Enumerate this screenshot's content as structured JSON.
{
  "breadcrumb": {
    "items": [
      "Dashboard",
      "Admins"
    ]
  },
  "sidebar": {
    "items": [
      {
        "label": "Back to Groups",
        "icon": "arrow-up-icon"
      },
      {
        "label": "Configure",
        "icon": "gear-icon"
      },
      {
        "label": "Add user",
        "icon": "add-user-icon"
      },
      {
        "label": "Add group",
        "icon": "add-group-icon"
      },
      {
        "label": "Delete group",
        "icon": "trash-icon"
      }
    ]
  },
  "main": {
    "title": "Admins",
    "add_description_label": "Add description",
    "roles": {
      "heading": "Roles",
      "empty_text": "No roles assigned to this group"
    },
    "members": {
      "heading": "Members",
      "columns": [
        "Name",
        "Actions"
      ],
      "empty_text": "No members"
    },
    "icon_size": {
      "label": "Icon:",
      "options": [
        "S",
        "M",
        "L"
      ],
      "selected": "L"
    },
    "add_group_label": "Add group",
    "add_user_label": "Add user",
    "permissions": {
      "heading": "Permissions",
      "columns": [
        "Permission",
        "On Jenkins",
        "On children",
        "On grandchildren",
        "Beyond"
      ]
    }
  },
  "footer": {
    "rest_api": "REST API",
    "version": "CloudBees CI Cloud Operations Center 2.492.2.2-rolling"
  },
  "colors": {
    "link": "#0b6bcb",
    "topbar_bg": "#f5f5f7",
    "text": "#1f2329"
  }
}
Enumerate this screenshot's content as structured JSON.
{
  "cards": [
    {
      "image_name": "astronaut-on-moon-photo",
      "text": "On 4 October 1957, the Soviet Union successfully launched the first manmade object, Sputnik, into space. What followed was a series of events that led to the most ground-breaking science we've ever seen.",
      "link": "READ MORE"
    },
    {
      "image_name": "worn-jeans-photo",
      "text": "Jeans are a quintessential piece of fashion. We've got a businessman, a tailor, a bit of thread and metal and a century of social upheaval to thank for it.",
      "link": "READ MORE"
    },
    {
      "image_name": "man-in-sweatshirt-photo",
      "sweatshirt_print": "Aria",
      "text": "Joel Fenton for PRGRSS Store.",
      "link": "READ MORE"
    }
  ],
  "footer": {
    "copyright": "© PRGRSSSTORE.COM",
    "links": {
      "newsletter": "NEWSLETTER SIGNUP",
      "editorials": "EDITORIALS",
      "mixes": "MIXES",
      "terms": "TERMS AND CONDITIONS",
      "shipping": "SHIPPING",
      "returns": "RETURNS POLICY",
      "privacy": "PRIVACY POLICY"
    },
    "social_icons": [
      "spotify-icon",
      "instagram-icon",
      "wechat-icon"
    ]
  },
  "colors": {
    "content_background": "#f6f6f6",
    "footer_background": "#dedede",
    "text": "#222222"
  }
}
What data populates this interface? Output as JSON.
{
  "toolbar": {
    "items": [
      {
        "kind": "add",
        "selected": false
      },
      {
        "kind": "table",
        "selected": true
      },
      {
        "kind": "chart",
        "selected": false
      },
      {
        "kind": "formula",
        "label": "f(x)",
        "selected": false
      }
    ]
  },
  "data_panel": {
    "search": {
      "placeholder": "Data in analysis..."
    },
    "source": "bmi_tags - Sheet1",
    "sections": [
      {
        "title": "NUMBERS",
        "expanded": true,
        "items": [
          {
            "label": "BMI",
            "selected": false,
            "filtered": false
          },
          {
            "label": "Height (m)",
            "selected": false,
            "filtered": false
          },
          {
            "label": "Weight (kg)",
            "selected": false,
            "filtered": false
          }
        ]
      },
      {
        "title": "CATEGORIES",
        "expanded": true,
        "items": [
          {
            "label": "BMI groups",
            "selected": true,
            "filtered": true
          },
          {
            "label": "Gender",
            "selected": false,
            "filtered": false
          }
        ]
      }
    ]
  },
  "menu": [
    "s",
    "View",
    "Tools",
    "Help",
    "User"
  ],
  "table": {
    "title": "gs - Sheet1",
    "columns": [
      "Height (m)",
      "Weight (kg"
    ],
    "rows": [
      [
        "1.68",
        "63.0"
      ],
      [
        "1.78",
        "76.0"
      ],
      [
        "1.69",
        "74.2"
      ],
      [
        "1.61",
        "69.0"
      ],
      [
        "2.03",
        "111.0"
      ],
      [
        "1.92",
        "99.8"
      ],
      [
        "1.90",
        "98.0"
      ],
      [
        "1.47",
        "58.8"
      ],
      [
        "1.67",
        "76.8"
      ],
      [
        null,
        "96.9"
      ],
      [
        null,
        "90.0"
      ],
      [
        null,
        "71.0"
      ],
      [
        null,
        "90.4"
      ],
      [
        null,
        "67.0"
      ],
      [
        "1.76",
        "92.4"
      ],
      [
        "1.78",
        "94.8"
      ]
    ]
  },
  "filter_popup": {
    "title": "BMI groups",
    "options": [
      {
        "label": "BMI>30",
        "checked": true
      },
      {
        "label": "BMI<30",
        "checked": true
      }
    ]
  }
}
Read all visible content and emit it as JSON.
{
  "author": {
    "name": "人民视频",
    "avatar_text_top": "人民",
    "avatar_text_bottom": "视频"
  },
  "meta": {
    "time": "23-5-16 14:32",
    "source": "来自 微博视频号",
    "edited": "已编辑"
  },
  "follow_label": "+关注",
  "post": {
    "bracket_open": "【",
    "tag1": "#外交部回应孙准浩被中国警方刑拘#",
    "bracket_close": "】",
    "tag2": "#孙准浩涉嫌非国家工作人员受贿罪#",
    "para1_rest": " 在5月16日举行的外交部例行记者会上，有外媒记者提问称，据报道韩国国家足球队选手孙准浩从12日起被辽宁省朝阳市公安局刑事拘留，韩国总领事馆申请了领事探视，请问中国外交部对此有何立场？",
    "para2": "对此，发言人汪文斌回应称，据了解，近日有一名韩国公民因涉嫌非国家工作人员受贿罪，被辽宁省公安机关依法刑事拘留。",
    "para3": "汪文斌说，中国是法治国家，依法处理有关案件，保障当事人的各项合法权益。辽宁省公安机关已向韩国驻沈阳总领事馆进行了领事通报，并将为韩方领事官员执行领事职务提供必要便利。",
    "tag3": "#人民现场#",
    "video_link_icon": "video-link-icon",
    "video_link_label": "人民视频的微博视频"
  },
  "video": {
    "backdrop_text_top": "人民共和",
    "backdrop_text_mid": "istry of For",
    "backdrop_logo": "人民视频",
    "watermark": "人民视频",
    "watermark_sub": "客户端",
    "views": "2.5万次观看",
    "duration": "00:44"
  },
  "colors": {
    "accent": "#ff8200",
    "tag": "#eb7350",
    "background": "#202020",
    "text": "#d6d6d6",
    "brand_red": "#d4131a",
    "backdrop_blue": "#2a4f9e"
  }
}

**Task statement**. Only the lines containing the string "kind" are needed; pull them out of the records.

**Reply to the exercise**.
        "kind": "add",
        "kind": "table",
        "kind": "chart",
        "kind": "formula",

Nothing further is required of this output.